AIM OF THE TASK. Check each line of the entries below for the string "image" and state how many lines have it, with no other text.

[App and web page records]
-*-

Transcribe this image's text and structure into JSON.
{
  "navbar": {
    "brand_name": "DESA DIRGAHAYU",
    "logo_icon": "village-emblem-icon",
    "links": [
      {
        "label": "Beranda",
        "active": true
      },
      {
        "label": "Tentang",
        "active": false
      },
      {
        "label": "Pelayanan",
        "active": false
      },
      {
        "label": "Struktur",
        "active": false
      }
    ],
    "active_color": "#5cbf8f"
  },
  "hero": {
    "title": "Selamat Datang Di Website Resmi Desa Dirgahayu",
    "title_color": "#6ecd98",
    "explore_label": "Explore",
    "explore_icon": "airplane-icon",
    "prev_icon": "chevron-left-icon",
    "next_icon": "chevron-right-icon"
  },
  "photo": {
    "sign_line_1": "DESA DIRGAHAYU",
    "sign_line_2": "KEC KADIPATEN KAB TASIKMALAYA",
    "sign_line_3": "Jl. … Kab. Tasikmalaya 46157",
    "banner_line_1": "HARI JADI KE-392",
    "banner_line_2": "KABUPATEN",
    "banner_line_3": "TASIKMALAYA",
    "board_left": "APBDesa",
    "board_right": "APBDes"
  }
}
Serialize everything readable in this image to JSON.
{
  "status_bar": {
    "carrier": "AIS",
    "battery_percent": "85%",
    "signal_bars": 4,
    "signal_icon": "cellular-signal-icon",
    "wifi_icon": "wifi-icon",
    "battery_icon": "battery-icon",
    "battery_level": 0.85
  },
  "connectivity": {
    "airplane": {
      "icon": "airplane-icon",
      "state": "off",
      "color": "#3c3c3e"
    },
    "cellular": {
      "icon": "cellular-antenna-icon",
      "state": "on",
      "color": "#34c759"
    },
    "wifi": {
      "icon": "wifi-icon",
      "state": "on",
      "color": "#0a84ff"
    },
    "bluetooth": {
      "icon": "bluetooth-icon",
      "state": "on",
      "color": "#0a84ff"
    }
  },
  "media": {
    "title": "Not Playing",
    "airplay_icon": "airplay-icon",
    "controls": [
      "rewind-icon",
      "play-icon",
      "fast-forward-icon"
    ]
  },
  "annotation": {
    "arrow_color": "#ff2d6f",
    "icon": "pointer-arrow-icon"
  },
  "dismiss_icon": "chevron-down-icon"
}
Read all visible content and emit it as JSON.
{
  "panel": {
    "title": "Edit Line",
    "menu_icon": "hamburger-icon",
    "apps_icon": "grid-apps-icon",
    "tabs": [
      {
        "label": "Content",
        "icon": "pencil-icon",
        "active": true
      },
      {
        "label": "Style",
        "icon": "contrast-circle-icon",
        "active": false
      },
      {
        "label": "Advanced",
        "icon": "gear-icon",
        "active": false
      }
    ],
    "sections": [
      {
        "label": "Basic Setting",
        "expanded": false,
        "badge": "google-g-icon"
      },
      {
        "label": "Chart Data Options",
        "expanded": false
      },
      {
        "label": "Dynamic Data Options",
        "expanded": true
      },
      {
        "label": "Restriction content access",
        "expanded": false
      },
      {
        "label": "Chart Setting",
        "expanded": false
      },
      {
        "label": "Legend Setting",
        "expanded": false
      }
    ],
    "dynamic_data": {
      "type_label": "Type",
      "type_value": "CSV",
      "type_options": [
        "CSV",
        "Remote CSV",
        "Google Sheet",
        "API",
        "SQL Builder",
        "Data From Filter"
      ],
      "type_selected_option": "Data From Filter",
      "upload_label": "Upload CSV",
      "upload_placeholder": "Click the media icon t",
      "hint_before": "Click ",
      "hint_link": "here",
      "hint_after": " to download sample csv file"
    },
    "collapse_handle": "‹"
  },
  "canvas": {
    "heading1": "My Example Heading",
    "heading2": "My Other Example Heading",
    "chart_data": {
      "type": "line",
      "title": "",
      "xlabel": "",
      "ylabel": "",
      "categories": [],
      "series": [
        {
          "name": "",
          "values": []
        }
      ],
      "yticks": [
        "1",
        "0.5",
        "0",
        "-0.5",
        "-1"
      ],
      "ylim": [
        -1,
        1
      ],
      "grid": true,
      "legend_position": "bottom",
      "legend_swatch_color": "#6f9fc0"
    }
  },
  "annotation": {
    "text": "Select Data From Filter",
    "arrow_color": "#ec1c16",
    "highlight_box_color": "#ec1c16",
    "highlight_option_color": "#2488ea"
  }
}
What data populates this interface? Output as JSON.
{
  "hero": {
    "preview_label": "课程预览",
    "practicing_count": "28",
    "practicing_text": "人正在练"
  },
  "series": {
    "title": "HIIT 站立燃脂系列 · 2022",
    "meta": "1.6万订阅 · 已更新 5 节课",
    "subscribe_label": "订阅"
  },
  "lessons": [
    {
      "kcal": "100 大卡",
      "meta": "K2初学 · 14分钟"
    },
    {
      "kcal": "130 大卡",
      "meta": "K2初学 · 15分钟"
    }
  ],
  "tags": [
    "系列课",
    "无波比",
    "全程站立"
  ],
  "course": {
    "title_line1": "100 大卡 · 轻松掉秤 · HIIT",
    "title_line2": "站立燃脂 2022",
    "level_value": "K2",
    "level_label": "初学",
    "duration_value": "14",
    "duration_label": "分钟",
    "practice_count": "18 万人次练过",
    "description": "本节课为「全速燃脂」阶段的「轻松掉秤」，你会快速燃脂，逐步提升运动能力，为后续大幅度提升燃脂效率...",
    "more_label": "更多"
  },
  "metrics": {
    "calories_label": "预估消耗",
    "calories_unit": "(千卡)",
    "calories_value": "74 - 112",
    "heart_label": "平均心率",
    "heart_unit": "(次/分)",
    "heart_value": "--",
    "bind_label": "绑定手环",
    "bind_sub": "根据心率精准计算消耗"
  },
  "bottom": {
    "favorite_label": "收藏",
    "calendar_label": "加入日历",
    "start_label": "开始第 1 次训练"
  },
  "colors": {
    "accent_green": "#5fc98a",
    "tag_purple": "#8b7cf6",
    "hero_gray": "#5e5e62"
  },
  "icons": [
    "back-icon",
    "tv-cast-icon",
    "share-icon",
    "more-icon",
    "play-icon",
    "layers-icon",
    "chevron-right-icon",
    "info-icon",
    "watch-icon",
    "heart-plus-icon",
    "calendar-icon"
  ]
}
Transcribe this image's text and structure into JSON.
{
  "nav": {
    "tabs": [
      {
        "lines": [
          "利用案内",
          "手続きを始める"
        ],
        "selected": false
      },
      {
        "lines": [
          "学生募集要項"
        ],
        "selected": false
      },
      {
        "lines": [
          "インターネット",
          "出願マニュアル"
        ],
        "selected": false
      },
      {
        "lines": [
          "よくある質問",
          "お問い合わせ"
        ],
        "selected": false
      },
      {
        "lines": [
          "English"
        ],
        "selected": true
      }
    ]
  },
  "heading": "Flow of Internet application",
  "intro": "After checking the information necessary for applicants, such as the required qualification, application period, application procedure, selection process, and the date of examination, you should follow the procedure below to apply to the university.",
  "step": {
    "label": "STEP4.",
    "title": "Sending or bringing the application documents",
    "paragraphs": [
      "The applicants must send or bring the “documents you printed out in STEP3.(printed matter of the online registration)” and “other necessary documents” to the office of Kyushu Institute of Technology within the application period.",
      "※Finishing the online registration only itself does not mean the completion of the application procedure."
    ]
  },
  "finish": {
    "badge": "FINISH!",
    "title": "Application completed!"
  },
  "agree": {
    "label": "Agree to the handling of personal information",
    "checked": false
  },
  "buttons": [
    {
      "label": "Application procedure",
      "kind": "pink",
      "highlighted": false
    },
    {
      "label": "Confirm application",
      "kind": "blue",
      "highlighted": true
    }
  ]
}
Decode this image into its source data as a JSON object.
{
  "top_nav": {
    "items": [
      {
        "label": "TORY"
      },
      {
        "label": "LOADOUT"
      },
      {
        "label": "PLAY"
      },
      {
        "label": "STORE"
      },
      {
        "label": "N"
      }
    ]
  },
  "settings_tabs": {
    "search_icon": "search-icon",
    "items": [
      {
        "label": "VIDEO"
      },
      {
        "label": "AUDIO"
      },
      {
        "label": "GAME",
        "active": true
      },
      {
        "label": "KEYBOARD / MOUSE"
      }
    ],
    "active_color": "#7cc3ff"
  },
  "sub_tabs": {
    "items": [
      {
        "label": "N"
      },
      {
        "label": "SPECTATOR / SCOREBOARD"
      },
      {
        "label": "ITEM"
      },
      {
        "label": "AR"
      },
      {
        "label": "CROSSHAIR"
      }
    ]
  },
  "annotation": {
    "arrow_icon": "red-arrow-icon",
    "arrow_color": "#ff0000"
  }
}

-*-

TASK SOLUTION. 4